Under the Fisheries (Alberta) Act, there is a prohibited species list with 52 species of aquatic invasive fish, plants and invertebrates, all of which are illegal to import, sell, transport or possess in Alberta. Individuals releasing fish into public waters can face penalties up to $100,000 and a year in prison. Aquarium fish should never be released into any waters.
Megan Evans, executive director of Alberta Invasive Species Council, noted that it used to be a common practice for people to flush their fish or release them into the wild, as it was “seen to be maybe more human than euthanizing them”. However, releasing them into any body of water can cause all sorts of issues, and if they get into a natural water body, it would negatively impact any native species and the aquatic ecosystem.
“They are really prolific, so they reproduce quite quickly,” said Evans, adding that a female goldfish can lay an average of 500-1,000 eggs in a spawning period. “Some of the impacts include increasing water cloudiness, they can increase the growth rate of things like algae, and reduce native plants that cause oxygen. There is also the possibility of spreading diseases and parasites if they were contaminated and then released into the wild, so they can bring along with them any pathogens and that could impact native species that might be there.”
If you have an unwanted pet fish or are unable to take care of it anymore, people are urged to return them to a pet store, donate it to schools, science centres, zoos or community organizations, or give it away. If you are unable to do so, having a qualified veterinarian euthanize the animal in a humane manner is far kinder than letting it starve to death in the wild or destroy the homes of native animals and plants. Bury your fish if it passes away, as flushing it can lead to the spread of unwanted diseases. If you have any unwanted aquatic plants, dry and freeze them and add it to non-composted trash.
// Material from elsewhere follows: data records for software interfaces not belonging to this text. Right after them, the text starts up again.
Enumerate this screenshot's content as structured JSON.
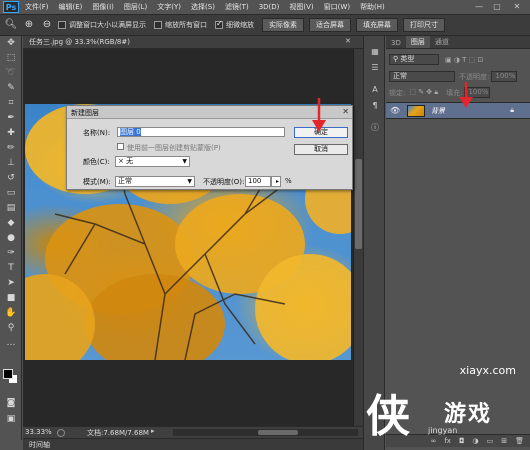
{
  "app": {
    "logo": "Ps"
  },
  "menu": [
    "文件(F)",
    "编辑(E)",
    "图像(I)",
    "图层(L)",
    "文字(Y)",
    "选择(S)",
    "滤镜(T)",
    "3D(D)",
    "视图(V)",
    "窗口(W)",
    "帮助(H)"
  ],
  "window_controls": {
    "minimize": "—",
    "restore": "▢",
    "close": "✕"
  },
  "options_bar": {
    "check_resize": "调整窗口大小以满屏显示",
    "check_zoom_all": "缩放所有窗口",
    "check_scrubby": "细微缩放",
    "btn_actual": "实际像素",
    "btn_fit": "适合屏幕",
    "btn_fill": "填充屏幕",
    "btn_print": "打印尺寸"
  },
  "document": {
    "tab_title": "任务三.jpg @ 33.3%(RGB/8#)",
    "tab_close": "✕",
    "zoom": "33.33%",
    "doc_info": "文档:7.68M/7.68M"
  },
  "timeline": {
    "label": "时间轴"
  },
  "dialog": {
    "title": "新建图层",
    "name_label": "名称(N):",
    "name_value": "图层 0",
    "clip_label": "使用前一图层创建剪贴蒙版(P)",
    "color_label": "颜色(C):",
    "color_value": "无",
    "color_prefix": "×",
    "mode_label": "模式(M):",
    "mode_value": "正常",
    "opacity_label": "不透明度(O):",
    "opacity_value": "100",
    "opacity_unit": "%",
    "ok": "确定",
    "cancel": "取消"
  },
  "layers_panel": {
    "tabs": [
      "3D",
      "图层",
      "通道"
    ],
    "kind_label": "类型",
    "blend_mode": "正常",
    "opacity_label": "不透明度:",
    "opacity_value": "100%",
    "lock_label": "锁定:",
    "fill_label": "填充:",
    "fill_value": "100%",
    "layer_name": "背景"
  },
  "watermark": {
    "url": "xiayx.com",
    "text": "游戏",
    "glyph": "侠",
    "bottom": "jingyan"
  },
  "colors": {
    "annotation_red": "#e3262b",
    "selection_blue": "#3875d7"
  }
}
If you spot an invasive species, call 1-855-336-2628 (BOAT) or report it EDDMapS Alberta.